The judge found all of this quite astounding. He went so far as to suggest that the HMRC officer who wrote the statement of case “cannot ever have read s 7 TMA 1970”!
For those of us who have actually read TMA 1970 section 7, it is quite straightforward. The law makes no special mention of directors, but instead concerns itself with whether or not all of a person’s taxable income is covered by PAYE (and, for years prior to 5 April 2017, whether any dividend income is chargeable at the upper or additional rate). A director whose only income is being dealt with under PAYE has no obligation to notify chargeability.
HMRC is confusing the obligation to notify with its own “self-imposed and self-selected criteria for issuing a notice to file”.
The fact that HMRC chooses to issue s8 notices (to file tax returns) to all directors is not the same as saying that all directors must make an s7 notification of chargeability on being appointed as a director. Many directors need to, but that will be because they start to have new sources of income which is not covered by the exceptions.
The judge went on to castigate the opinion voiced by HMRC in point three above: “no one should be expected to make themselves aware of what is not a correct statement of the law”.
Update HMRC with address
The judge was also critical of HMRC’s notion that Steele should have told HMRC that he would be away from home for a prolonged period, just in case they wanted to send him time-critical correspondence through the post.
He reviewed all the various obligations which the PAYE regulations impose regarding updating addresses: all of them apply to employers, not to employees (even those who are directors).
Since Steele had no profits in the three years covered by the tax returns, he had no obligation under TMA 1970 s7 to enter the world of self assessment.
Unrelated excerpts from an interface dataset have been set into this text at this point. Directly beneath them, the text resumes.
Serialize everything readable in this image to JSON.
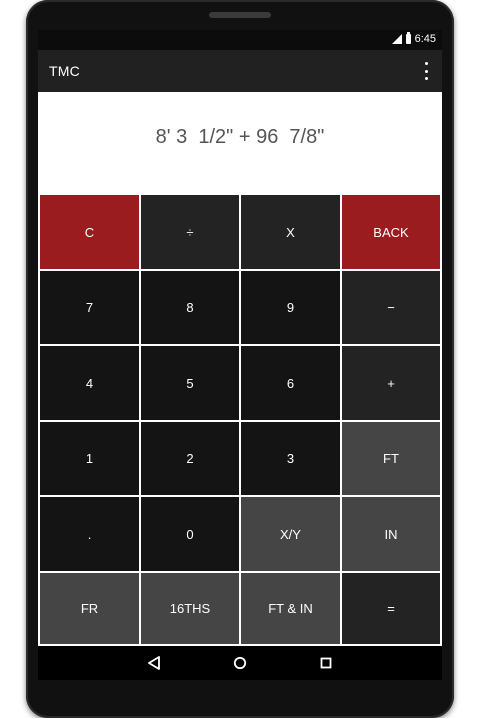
{
  "status_bar": {
    "time": "6:45"
  },
  "app": {
    "title": "TMC"
  },
  "display": {
    "expression": "8' 3  1/2\" + 96  7/8\""
  },
  "keys": [
    {
      "label": "C",
      "style": "red",
      "name": "clear-key"
    },
    {
      "label": "÷",
      "style": "dark",
      "name": "divide-key"
    },
    {
      "label": "X",
      "style": "dark",
      "name": "multiply-key"
    },
    {
      "label": "BACK",
      "style": "red",
      "name": "back-key"
    },
    {
      "label": "7",
      "style": "black",
      "name": "digit-7-key"
    },
    {
      "label": "8",
      "style": "black",
      "name": "digit-8-key"
    },
    {
      "label": "9",
      "style": "black",
      "name": "digit-9-key"
    },
    {
      "label": "−",
      "style": "dark",
      "name": "subtract-key"
    },
    {
      "label": "4",
      "style": "black",
      "name": "digit-4-key"
    },
    {
      "label": "5",
      "style": "black",
      "name": "digit-5-key"
    },
    {
      "label": "6",
      "style": "black",
      "name": "digit-6-key"
    },
    {
      "label": "+",
      "style": "dark",
      "name": "add-key"
    },
    {
      "label": "1",
      "style": "black",
      "name": "digit-1-key"
    },
    {
      "label": "2",
      "style": "black",
      "name": "digit-2-key"
    },
    {
      "label": "3",
      "style": "black",
      "name": "digit-3-key"
    },
    {
      "label": "FT",
      "style": "grey",
      "name": "feet-key"
    },
    {
      "label": ".",
      "style": "black",
      "name": "decimal-key"
    },
    {
      "label": "0",
      "style": "black",
      "name": "digit-0-key"
    },
    {
      "label": "X/Y",
      "style": "grey",
      "name": "fraction-key"
    },
    {
      "label": "IN",
      "style": "grey",
      "name": "inches-key"
    },
    {
      "label": "FR",
      "style": "grey",
      "name": "fraction-mode-key"
    },
    {
      "label": "16THS",
      "style": "grey",
      "name": "sixteenths-key"
    },
    {
      "label": "FT & IN",
      "style": "grey",
      "name": "feet-inches-key"
    },
    {
      "label": "=",
      "style": "dark",
      "name": "equals-key"
    }
  ],
  "colors": {
    "red": "#9b1c1f",
    "dark": "#232323",
    "black": "#141414",
    "grey": "#454545"
  },
  "icons": {
    "signal": "signal-icon",
    "battery": "battery-icon",
    "overflow": "overflow-menu-icon",
    "nav_back": "nav-back-icon",
    "nav_home": "nav-home-icon",
    "nav_recent": "nav-recent-icon"
  }
}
He did have a property income profit of £24 in 2016/17, but the fact that he had already received SA returns before 5 October 2017 excused him from having to make an s7 notification for that year.
Steele had no obligation to inform HMRC that he wouldn’t be at home during the latter part of 2017. As someone who had always been dealt with under PAYE, he could have no reason to suppose he would be required to make any tax returns, let alone three at a time. He had not “failed to notify chargeability”, either for his rental income or his directorship, so had no reason to expect HMRC to contact him.
He had a reasonable excuse, so the penalties were dismissed.
The judge addressed this point for completeness. Even if he had decided Steele did not have a reasonable excuse, there would have been special circumstances to apply to dismiss at least two of the penalties.
As HMRC issued three returns at the same time, all of which have the same due date, Steele was exposed to triple penalties for what was a single failure. The judge referred to the recent case of Welland TC06265 as good authority to discharge two of the three £100 penalties.
As the judge pointed out, the gov.uk website does need to be revised, to ensure that what it says tallies with the actual law of the land.
In particular, it is no good HMRC arguing that a prudent taxpayer should make themselves aware of their duties and responsibilities if HMRC can’t get the law right on its own website.